- For all circle skirts, you’ll need to hang the cut piece for a minimum of two days to allow the fabric to drop through the bias parts of the garment. You can level your half circle skirt hem on the stand or on the table.
- Every skirt will drop differently according to how tight or lose the weave of the fabric. In the photo, you can see the dark pink polyester chiffon has dropped at least 2.5-3cm (1¼”) whereas the printed, de-lustered, duchess satin is a very tight weave and has only dropped 1cm (⅜”). You can see the 1cm deep off-cut in the photo below.
- To prepare for pleating, trim the excess fabric from your skirt and finish your hem, leaving the half circle fabric shape flat, ready for pleating. In this case, a single turn hem (1-1.5cm/ ⅜-⅝”) with an overlocked or lace-trimmed edge is recommended. Hand sewing your hem (blind hemming) will give you a better look in the final garment. However, a straight machine stitch is often used on circle skirts because the hem is so long and often challenging to sew on the curve.
- To keep the hem as flat as possible; try not to double turn the hem of heavier fabrics as the extra bulk may have a detrimental effect on the pleating.
- Now your skirt is ready to be sent/taken to the pleaters.
Pre-pleating Preparation – Mushroom Rectangle
- Sew only one of the skirt side seams so the entire piece of fabric remains flat for pleating.

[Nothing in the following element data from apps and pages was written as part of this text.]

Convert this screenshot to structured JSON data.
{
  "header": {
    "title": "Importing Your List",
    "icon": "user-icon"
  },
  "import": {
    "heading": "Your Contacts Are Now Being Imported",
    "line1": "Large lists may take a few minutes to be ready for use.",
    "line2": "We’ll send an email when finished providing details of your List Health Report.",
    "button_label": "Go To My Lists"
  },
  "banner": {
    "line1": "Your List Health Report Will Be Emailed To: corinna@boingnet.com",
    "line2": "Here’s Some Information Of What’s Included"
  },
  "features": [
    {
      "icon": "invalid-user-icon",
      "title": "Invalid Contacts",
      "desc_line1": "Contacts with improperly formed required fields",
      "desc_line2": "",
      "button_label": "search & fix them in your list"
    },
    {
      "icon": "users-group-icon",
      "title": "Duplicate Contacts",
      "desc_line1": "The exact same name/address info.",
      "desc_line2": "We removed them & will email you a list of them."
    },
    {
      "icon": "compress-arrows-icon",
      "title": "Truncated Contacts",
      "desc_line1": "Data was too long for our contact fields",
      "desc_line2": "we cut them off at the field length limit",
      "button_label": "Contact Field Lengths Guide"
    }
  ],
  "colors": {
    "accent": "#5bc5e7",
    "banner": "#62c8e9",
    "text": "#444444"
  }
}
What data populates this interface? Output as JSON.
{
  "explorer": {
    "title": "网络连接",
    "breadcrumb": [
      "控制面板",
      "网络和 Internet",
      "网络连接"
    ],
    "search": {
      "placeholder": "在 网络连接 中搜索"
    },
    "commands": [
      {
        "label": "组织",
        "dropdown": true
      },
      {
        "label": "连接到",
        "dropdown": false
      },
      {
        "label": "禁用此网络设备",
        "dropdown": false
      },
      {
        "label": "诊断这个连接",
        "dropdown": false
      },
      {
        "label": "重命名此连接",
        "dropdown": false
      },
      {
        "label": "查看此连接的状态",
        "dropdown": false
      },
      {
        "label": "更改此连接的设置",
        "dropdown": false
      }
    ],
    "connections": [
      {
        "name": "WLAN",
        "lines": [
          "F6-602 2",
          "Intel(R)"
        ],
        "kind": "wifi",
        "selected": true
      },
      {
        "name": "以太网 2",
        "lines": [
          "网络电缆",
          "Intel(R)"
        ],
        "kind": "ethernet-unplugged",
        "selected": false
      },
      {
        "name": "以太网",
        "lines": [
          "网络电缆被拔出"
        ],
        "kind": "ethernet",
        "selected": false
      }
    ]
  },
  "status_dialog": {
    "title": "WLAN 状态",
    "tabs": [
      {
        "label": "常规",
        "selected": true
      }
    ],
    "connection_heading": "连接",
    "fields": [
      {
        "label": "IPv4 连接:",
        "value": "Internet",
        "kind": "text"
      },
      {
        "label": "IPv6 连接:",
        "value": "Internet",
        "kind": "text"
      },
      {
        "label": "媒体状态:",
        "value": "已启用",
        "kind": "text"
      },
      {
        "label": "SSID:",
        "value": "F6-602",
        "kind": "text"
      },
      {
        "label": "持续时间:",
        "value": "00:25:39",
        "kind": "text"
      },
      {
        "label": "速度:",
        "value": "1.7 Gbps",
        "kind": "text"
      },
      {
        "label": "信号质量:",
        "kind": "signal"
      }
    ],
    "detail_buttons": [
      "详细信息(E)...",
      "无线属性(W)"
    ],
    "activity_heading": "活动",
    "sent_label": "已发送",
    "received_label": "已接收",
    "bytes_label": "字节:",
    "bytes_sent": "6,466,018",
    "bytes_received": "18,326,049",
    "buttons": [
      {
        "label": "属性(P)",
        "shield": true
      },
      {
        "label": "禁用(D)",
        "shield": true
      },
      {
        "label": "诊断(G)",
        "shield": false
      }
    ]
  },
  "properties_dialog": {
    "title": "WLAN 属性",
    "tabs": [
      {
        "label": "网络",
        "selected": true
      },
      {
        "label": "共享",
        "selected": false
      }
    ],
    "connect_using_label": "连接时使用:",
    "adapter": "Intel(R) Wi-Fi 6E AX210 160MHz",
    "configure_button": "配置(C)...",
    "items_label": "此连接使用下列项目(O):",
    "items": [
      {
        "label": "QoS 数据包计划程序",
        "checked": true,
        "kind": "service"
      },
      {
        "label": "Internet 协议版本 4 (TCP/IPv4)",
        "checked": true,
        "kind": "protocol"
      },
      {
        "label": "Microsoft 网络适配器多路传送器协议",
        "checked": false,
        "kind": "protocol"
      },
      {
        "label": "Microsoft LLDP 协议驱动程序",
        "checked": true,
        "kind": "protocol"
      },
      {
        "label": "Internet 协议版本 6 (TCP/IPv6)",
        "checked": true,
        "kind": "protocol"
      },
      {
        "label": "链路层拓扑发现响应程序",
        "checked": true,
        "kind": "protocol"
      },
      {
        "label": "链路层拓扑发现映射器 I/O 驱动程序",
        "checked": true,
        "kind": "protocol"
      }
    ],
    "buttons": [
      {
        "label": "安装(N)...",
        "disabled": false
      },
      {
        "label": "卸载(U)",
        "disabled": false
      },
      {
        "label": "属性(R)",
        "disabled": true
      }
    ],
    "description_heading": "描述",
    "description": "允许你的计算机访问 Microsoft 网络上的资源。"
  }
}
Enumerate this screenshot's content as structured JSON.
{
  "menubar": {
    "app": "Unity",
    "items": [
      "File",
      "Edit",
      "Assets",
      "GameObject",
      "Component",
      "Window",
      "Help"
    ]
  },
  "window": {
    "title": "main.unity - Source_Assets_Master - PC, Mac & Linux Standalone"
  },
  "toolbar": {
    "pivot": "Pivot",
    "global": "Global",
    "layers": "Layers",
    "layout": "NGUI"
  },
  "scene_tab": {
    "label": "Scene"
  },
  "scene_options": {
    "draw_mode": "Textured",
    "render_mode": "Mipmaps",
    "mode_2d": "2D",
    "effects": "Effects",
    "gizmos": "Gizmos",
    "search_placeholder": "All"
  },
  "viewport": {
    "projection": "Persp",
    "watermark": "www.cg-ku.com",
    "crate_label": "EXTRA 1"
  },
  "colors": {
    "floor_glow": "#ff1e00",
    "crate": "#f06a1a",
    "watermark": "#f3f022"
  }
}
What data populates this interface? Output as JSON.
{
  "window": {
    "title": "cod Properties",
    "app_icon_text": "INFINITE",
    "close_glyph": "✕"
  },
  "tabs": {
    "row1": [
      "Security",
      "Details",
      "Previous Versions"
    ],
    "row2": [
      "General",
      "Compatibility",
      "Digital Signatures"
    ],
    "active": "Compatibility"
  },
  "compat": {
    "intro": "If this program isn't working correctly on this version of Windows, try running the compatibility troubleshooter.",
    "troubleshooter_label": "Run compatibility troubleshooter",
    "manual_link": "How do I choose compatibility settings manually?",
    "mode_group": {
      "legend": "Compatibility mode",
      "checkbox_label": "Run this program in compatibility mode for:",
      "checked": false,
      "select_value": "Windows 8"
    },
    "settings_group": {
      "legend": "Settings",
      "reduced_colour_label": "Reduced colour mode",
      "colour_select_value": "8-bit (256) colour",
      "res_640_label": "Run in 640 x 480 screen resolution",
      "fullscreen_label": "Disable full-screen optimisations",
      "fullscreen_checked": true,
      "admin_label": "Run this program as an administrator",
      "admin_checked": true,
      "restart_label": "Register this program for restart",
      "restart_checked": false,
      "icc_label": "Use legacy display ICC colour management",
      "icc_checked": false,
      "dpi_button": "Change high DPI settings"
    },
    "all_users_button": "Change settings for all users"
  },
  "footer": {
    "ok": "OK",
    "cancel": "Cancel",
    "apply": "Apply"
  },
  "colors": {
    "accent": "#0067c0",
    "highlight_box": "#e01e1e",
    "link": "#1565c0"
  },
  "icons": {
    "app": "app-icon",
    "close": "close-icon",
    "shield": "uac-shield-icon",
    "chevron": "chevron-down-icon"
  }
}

As the chiffon is a semi-transparent; a fine french seam would be ideal.
- Then finish the hem by double turning and stitching the 1.5cm hem allowance to finish at 7mm. A machine hem is entirely acceptable in this case. Feel free to hand sew your hem if that’s your preference.
- Next step is to take/send this to the pleaters with a request for mushroom pleating. (Mushroom pleating is sometimes known as crinkle or fortunay pleating.) Let me know if they call it something different at your pleating house. 🙂
I’ll be taking my cut pieces to the pleaters at the end of the month. There’s some delay due to the industry close-down for the holiday season. If I’m lucky they’ll allow me take some photos of the process. Let me know if you have any questions, I’m always happy to help. 🙂